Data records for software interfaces
*****

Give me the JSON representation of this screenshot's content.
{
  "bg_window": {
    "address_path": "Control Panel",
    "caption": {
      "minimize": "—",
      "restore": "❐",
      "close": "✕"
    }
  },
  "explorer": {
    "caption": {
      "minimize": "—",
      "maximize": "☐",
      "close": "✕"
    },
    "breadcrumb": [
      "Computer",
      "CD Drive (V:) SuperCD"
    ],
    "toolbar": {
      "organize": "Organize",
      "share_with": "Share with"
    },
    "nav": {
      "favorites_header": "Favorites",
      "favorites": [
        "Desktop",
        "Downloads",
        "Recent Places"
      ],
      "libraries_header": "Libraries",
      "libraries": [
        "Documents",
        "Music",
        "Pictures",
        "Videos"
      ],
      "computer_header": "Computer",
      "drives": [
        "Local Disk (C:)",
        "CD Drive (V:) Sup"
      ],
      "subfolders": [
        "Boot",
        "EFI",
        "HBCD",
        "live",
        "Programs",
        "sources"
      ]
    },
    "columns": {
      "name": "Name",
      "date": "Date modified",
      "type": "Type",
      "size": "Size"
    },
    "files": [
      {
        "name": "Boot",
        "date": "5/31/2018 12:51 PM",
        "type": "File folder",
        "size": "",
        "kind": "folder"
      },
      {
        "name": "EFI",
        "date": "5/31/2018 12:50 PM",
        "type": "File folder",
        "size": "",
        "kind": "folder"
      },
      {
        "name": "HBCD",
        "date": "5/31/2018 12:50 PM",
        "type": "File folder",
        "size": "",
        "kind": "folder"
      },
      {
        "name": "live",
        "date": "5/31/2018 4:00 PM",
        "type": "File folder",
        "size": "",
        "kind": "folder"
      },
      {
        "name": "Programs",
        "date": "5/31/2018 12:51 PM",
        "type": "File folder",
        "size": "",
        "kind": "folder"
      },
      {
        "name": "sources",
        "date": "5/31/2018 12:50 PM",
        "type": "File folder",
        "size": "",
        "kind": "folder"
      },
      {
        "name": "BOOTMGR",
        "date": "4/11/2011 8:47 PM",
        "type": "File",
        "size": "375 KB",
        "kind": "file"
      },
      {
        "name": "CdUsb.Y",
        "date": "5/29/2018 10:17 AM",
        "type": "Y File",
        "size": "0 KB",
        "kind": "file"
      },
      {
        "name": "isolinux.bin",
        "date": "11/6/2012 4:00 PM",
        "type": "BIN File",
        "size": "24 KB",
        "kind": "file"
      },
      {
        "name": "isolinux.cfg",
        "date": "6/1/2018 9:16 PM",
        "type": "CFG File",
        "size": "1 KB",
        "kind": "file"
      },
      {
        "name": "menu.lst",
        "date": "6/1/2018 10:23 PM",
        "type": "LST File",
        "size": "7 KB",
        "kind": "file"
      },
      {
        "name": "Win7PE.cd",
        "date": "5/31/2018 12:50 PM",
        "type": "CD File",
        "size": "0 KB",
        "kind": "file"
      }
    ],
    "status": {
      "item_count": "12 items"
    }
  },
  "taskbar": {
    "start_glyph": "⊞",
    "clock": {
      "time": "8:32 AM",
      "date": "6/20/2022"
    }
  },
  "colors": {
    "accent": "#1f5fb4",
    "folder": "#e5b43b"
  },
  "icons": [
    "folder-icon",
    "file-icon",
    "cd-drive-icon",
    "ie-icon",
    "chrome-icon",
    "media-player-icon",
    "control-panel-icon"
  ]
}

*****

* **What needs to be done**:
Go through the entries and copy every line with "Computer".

* **Answer for this exercise**:
      "Computer",
      "computer_header": "Computer",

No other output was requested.